I did want to document the show a little, so late in the day I sent Raegan around with the camera. By this part of the day I was graying out a bit, so I think I’ll just run those pictures here in lieu of trying to write anything.
Here’s our delightful next-door neighbor, Brittany Dalberg from WITH SPRINKLES.
Apparently this was a first show for her. Julie bought her book THE PEOPLE ON THE BUS.
Next to Brittany we had Monique and her bottlecap jewelry.
Julie and Rachel fell in love with these last year, and this year Katrina fell for one as well.
Across from us we had these folks….
…the Olympia Comics Collective. It’s about what it sounds like — several local artists pooling their resources to do an anthology ‘zine. I have a hunch our grads are probably going to be forming something similar in the future — Katrina and Amanda are already talking about getting a table for SakuraCon.

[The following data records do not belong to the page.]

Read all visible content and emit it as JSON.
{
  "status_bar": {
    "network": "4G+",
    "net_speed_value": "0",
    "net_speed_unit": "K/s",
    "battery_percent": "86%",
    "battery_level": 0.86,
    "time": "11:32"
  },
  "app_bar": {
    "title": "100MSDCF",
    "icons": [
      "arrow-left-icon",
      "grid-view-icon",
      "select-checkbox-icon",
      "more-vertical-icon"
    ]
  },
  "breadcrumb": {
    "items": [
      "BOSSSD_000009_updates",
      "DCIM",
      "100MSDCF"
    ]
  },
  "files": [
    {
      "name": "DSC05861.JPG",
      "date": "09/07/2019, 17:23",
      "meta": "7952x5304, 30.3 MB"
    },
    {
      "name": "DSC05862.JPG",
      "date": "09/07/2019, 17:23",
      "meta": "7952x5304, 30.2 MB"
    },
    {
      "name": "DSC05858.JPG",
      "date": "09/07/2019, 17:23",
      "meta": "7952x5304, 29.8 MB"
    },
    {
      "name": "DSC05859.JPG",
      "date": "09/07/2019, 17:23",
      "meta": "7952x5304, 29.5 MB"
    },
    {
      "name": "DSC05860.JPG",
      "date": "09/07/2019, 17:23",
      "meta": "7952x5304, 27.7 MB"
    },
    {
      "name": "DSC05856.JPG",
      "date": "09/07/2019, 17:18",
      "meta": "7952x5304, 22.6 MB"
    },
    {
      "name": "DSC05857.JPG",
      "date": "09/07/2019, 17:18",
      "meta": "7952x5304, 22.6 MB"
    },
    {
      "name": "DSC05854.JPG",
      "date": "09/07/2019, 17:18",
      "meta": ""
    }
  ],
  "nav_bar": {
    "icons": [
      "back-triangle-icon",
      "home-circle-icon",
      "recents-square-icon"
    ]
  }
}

This table I’m not sure of — I THINK it’s Milkweed. I do know that the cookies made it a popular stop.
I love that Raegan got her holding one of the kids’ giveaway ‘zines.
Here’s my old friend Kelsey, from the Olympia Timberland Library. Long, long ago, when we were both working for The Corporate Printshop, she took the photos of me teaching at Gatzert Elementary that were incorporated into the first proposal for what became the Cartooning class.
I reminded her of that and she in turn reminded me of pictures I’d taken in Disneyland of her then-toddler and now teenage daughter Cleo. Then we both half-laughed, half howled, “Oh, God, we’re OLD!”
No idea who this is at all, but I am guessing from the books that it must be Family Style, which would make this Francois Vigneault.
Anyway, Raegan took his picture so she must have liked the work.
Here’s the crew from The Exiled.
It was a first show for them too. Oren, who writes the strip, came by our table earlier and was delighted to learn that Katrina was a fan; I gather that this was the first time Oren had ever met an actual reader.
Another table I have no idea about.
And that’s all I’ve got. We gave up a little after five-thirty, mostly because Katrina and Julie were both fading fast along with me, and Katrina was still determined to get back to Seattle in time to make the prom. So she and Julie took the leftover books and other table display stuff in our PT NerdCruiser, and I took the kids in the Y bus.
I know I made the drive home and handing-off of kids to their parents without mishap, but it was largely on willpower; I couldn’t tell you anything about it except when Josh thought it would be funny to start asking, “Are we there yet?” somewhere just north of Lacey I threatened to tie him to the roof. Apparently that persuaded the others that it was not a good time to mess with Mr. Hatcher.
I did ask them if they’d had a good time and if we should add Olympia to the rotation. The answer was a loud affirmative from everyone. “It was cool the way it was kinda homegrown,” Troy added.
Which pleased me. That’s how I feel about small-press shows, myself.
(Never working another one sick, though. Ever. I’m only just now getting back on my feet, which is why this column’s going up today instead of Friday like it should have.)
On the whole, though, just this once… I think it was worth it. I just hope to Christ I didn’t give the plague to every small-press publisher we met.
See you next week.